Evaluate and reset your inbox

We subscribe to all kinds of things. Unsubscribe from all those shopping emails, newsletters, and what not that you don’t care about. Go out and subscribe only to the things that will refocus your mindset on what is valuable in your life. Daily scripture reading emails are great for this!

Lessons from Experience

Here is a rundown of some practical strategies I have seen work in my own life and have heard testament to from parents in my parish community.

Hide stuff

Seriously. This works. Hide your tablets, hide your extra computers, hide the TV remote! You might even forget where they are, that’s a good problem to have! Turn on find my device apps you can control from your cell phone as a backup plan.

Limit to 1 TV

No one needs more than 1 TV in their household. That’s a fast judgement but I can’t tell you how much of an impact it makes to go down to just 1 TV. And if you can, put your only TV in your basement, so you have to go somewhere to watch it. This creates small barriers of entry to the activity that will discourage its abuse.

Do you need a tablet?

Some kids need a tablet for school and schools provide them. If this isn’t the case with you – consider if you really need a tablet? At the end of the day they are just phones with a bigger screen, and you already have a phone. Ditch your tablets! You probably only use them to waste time anyways.

Set up designated tech areas

Make it your family practice to only use computers and tablets on the main floor of your house. This removes all kinds of temptations to sneak extra media time and creates natural accountability to make sure your family is only accessing appropriate content.

Practice technology fasting

Wednesdays, Fridays, lent, any Church fasting period is a great time to fast from electronics.

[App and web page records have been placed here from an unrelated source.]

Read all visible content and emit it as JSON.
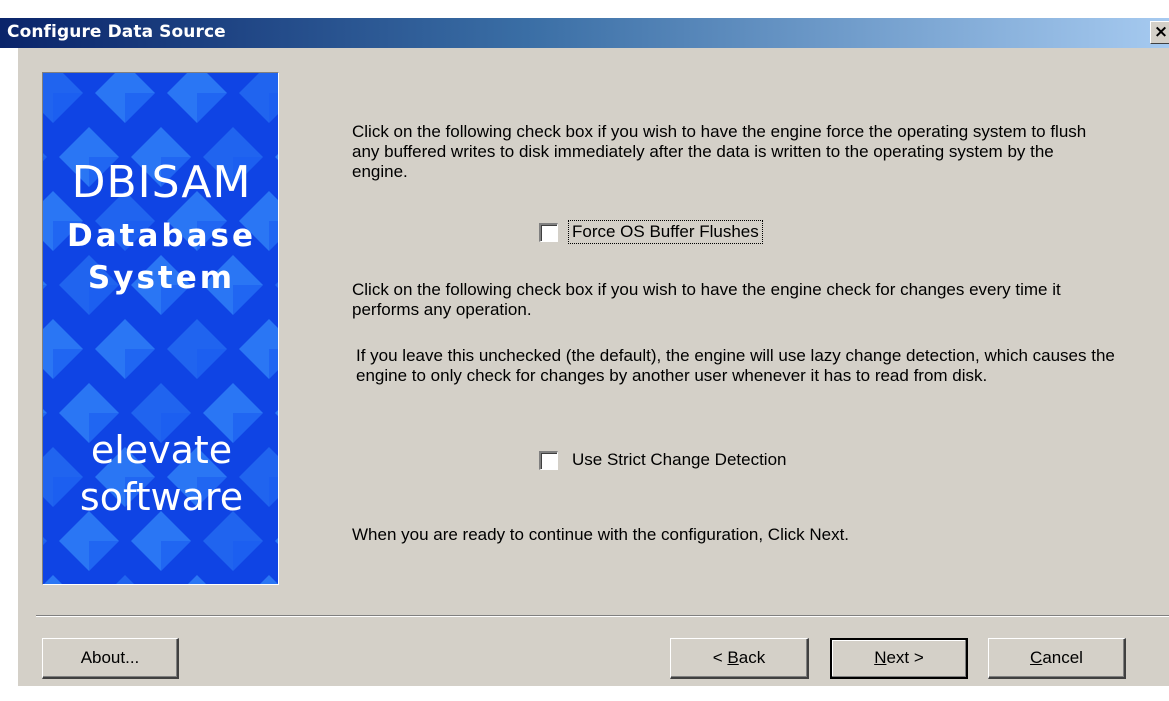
{
  "window": {
    "title": "Configure Data Source",
    "close_glyph": "×"
  },
  "banner": {
    "line1": "DBISAM",
    "line2": "Database",
    "line3": "System",
    "line4": "elevate",
    "line5": "software",
    "colors": {
      "background": "#0f44e4",
      "diamond": "#2f7ff7"
    }
  },
  "content": {
    "para_flush": "Click on the following check box if you wish to have the engine force the operating system to flush any buffered writes to disk immediately after the data is written to the operating system by the engine.",
    "checkbox_flush": {
      "label": "Force OS Buffer Flushes",
      "checked": false
    },
    "para_strict_1": "Click on the following check box if you wish to have the engine check for changes every time it performs any operation.",
    "para_strict_2": "If you leave this unchecked (the default), the engine will use lazy change detection, which causes the engine to only check for changes by another user whenever it has to read from disk.",
    "checkbox_strict": {
      "label": "Use Strict Change Detection",
      "checked": false
    },
    "para_next": "When you are ready to continue with the configuration, Click Next."
  },
  "buttons": {
    "about": "About...",
    "back_prefix": "< ",
    "back_mnemonic": "B",
    "back_rest": "ack",
    "next_mnemonic": "N",
    "next_rest": "ext >",
    "cancel_mnemonic": "C",
    "cancel_rest": "ancel"
  }
}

Of course you still need screens for work and school, but fast from games, shows, and social media. Lent is a great time to reset your family behavior. It will take your kids a few weeks to adapt to new ways to fill their time.

Plan quarterly refreshes

Plan opportunities to evaluate your own technology use and the patterns your family is developing. Reset as a family what you will try to avoid and what changes you will make.

1 minute rule

It sounds crazy, but if your kids insist on playing video games or watching a show, allocate a TINY amount for them every day. See if they will accept 1 minute, but don’t go over 10. And make them play or watch somewhere on the main floor of your house so you can help them wind down and keep to their time.

Jump to another session:

Session 1: Towards an Orthodox Understanding of Technology

Session 2: – Current – Technology in Your Life and Home – Take Back Control

Session 3: Understanding Social Media – An Orthodox Perspective

Session 4: The Triumph of Orthodoxy in the Digital Age – Icons & Virtual Reality

Session 5:  Orthodoxy, Technology, & Parenting – Ask Me Anything w/ Fr. Tim Sas

Note from the Author:

 Hello! I’m Cooper Buss. A layman having (at the time of writing this) just completed my first year of a Master’s of Theology at the Antiochian House of Studies and a parishioner at St. Mary’s Greek Orthodox Church in Minneapolis.

Thinking about and studying technology from an Orthodox perspective is a passion of mine and the focus of my studies. I hope to create much more content of this type as time goes on. If you have any ideas, questions, or comments, please email me at ! I’d love to hear from you.

In the meantime – PLEASE share this content wherever you see fit and wherever you believe God could work some good through it.